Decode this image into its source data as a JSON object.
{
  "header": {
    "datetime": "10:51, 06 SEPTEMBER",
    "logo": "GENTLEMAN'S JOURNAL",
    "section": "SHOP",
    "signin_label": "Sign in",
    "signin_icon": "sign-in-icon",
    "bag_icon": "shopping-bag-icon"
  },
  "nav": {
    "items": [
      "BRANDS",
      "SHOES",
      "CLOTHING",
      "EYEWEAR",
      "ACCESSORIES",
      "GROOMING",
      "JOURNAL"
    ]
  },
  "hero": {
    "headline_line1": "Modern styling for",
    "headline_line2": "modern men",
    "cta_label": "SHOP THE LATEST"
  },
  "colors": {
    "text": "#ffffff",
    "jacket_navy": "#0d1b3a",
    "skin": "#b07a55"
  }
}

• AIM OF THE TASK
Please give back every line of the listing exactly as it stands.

• SOLUTION BELOW
Decode this image into its source data as a JSON object.
{
  "header": {
    "datetime": "10:51, 06 SEPTEMBER",
    "logo": "GENTLEMAN'S JOURNAL",
    "section": "SHOP",
    "signin_label": "Sign in",
    "signin_icon": "sign-in-icon",
    "bag_icon": "shopping-bag-icon"
  },
  "nav": {
    "items": [
      "BRANDS",
      "SHOES",
      "CLOTHING",
      "EYEWEAR",
      "ACCESSORIES",
      "GROOMING",
      "JOURNAL"
    ]
  },
  "hero": {
    "headline_line1": "Modern styling for",
    "headline_line2": "modern men",
    "cta_label": "SHOP THE LATEST"
  },
  "colors": {
    "text": "#ffffff",
    "jacket_navy": "#0d1b3a",
    "skin": "#b07a55"
  }
}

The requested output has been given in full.